Today’s excerpt is from the “Litigation and TAR” report by Stephen Embry. Click here to download the full report.
Laptop use in the courtroom experienced an increase over last year with 57% reporting using a laptop for various tasks, compared to 55% in 2016, 49% in 2015, 46% in 2014, and 48% in 2013.
Why the upswing? In previous years, smaller mobile devices like the iPad were stealing a chunk of the laptop business. Laptops continue to morph into hybrids (like the Microsoft Surface Pro or Lenovo Yoga), and the old terminology and dichotomy between the traditional laptop and tablet is becoming less and less relevant.
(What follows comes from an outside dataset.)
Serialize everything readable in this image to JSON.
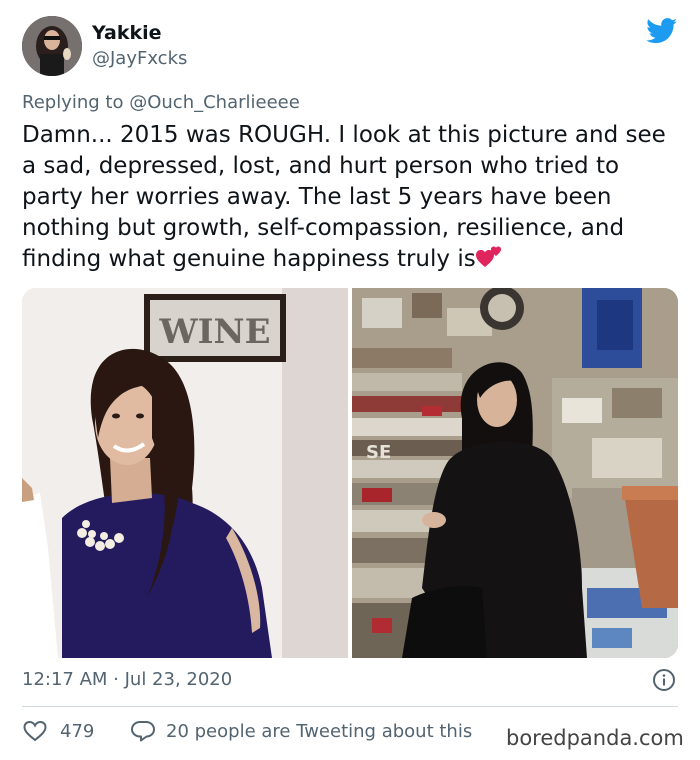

As predicted last year, as laptops continue to get lighter, thinner, and incorporate multi-touch screens, their use is increasing. We are seeing the benefit across the board of incorporating this tablet functionality in laptops.
This trend plus the fact that laptops are versatile, easy to use, and can perform so many other non-courtroom tasks have made them, at least for now, the choice of litigators.
The top uses for laptops in the courtroom according to the ABA 2017 Legal Technology Survey Report include:
- 34% to access email
- 33% to access key evidence and documents (28% in 2014)
- 29% to do legal research
- 27% to access court dockets and documents
- 23% to deliver presentations (a percentage that interestingly has remained fairly constant despite improvements in technology)
The gap between the percentage of large firm respondents who use laptops to deliver presentations in the courtroom (37%) and solo and small firm respondents (12-21% respectively) continues to exist. For whatever reason, there was a small decline in the use of technology to deliver courtroom presentations across the board; this may just be an anomaly, though, since the percentage has remained constant over the last several years.
Given the increased development of mobile apps, tablets, and cloud computing, however, it is no surprise to see an overall increase in accessing key evidence and documents in the courtroom. Evidence is being stored in the cloud using low budget tools like Dropbox, or higher-end e-discovery tools like Relativity (and everything in between), and then accessed from mobile devices like laptops, tablets, hybrids, and even smartphones.